BQA training sessions teach proper cattle handling skills
By Jennifer M. Latzke
Through late August and all of September, cattle industry professionals gathered for Advanced Beef Cattle Care and Health Training Workshops around the state of Kansas. These Beef Quality Assurance training sessions, led by professionals with the Kansas Beef Council and the Beef Cattle Institute at Kansas State University, were designed to train those who work with cattle in proper handling to ensure the quality and safety of the finished beef products.
The Sept. 6 session, held at the Southwest Area Research & Extension Center, Garden City, Kan., was offered in both English and Spanish. The packed house spent part of the afternoon inside with Stephen Russell, director of Industry Relations for KBC, learning about the economic and social reasons for proper BQA handling skills.
"As producers we have a responsibility for making a safe and wholesome product for our customers," Russell said. "So, what we do on a daily basis on our farms and ranches and feedyards makes a difference." From following labeling directions on drugs, to quietly handling cattle, to keeping proper records and documentation, it all goes into building consumer confidence in the product we're producing, he added.
Russell discussed the findings of the 2011 National BQA Audit with the packed audience of about 90 feedlot and ranch hands. The national audit is a survey that is conducted every five years to assess progress in all segments of the industry. Russell said one of the things that stuck out in his mind was that food safety continues to be a moving target for improvement.
"As hard as we work on food safety, it's a moving target," he said. "We've looked at interventions in the past to control E. coli and now we're looking at interventions to control salmonella. But what we take away from the audit is that we can't stop working toward improving food safety--it's always before us."
The audit showed that since the first audit in 1991, 98 percent of producers surveyed no longer use electric prods as primary driving tools.
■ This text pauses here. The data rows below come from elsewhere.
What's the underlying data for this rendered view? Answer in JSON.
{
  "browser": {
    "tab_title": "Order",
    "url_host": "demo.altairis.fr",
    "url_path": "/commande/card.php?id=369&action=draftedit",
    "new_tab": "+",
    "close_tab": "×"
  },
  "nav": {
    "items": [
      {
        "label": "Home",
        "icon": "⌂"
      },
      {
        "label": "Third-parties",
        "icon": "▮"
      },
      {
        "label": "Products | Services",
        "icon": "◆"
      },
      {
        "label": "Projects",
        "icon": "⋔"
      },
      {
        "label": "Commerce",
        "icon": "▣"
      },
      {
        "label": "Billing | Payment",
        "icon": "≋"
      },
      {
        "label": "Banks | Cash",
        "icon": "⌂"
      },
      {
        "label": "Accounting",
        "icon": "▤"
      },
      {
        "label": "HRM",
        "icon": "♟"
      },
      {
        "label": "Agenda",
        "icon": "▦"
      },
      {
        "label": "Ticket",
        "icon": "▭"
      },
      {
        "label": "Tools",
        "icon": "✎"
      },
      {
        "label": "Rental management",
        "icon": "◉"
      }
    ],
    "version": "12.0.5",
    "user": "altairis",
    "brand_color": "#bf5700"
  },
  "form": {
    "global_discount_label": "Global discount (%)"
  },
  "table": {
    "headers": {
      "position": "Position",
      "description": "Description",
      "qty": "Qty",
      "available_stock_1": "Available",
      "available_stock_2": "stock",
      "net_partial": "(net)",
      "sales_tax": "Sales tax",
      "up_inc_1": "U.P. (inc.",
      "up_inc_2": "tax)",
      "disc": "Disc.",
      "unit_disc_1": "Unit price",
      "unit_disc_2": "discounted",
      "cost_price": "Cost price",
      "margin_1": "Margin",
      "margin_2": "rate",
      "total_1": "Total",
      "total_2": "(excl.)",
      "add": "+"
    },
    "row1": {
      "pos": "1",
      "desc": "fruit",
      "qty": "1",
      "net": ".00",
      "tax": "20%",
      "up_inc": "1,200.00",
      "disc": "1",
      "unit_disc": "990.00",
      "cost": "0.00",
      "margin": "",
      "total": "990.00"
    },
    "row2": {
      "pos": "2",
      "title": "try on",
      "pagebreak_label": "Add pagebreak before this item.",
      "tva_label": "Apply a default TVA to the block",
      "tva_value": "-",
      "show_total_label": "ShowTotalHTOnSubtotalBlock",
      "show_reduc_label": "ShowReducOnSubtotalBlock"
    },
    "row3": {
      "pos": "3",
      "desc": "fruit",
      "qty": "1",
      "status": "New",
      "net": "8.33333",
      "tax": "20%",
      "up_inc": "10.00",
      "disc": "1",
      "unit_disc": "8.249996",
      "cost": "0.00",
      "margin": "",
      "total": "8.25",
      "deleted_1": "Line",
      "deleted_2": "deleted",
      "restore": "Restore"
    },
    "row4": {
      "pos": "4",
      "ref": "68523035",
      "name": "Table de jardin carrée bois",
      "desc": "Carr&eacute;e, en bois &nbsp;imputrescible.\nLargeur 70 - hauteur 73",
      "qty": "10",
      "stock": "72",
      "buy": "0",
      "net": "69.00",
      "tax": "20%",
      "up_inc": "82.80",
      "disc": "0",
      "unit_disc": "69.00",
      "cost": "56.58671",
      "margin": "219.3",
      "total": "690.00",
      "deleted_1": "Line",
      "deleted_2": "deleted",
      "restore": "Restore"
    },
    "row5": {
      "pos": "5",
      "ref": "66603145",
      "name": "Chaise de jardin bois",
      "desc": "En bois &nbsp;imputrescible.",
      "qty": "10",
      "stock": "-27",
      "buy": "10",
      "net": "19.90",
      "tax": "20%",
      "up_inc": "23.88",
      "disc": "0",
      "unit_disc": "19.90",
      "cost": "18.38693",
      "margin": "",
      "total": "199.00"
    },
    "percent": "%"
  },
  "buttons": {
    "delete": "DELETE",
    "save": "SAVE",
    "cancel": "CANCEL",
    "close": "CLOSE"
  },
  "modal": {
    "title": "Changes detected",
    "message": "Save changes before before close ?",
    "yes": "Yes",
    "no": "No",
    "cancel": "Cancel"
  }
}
The 2011 audit reported that 87 percent of respondents had heard of BQA training and 71 percent have attended training in person or via online offerings.
Other topics covered during the day included how improper handling of live cattle translates into carcass losses; proper cattle working conditions and transportation; and proper euthanasia techniques and carcass disposal, among others.
The latter half of the afternoon was spent outside viewing a necropsy on a dead steer from a nearby feedlot, performed by a KSU College of Veterinary Medicine graduate student Dr. Shane Terrell. Participants were able to follow along as Terrell showed how veterinarians diagnose health issues post-mortem.
Jeff George, of Finney County Feed Yard, said it's important for feedyards like his and others around the state to participate in training events like this because consumers around the world are watching American cattlemen and they want assurances that what we produce is a safe, healthy and nutritious product.
"We have had employees attend BQA schools and they've learned several things," George said. "Our goal is to produce a good, safe, nutritious product in a humane manner and show that our animals are well taken care of and that's the main focus of events like today." He added that those employees that have attended BQA training have brought back ideas for innovations around the feedyard to improve handling practices and facilities.
"Most yards and the people in the industry want to do good and they're focused on doing the best job they can," George added.
Russell said overall the feedback from training around the state has been positive. "We average about 90 people per workshop and we anticipate that average to grow," he said. And, he added, while it would be nice if everyone attended a BQA seminar near them, what's more important is engaging producers in a conversation about proper cattle handling. "We want them to be conscious about what they're doing on their operations and committed to producing a product that's safe and wholesome."
Jennifer M. Latzke can be reached at 620-227-1807, or firstname.lastname@example.org.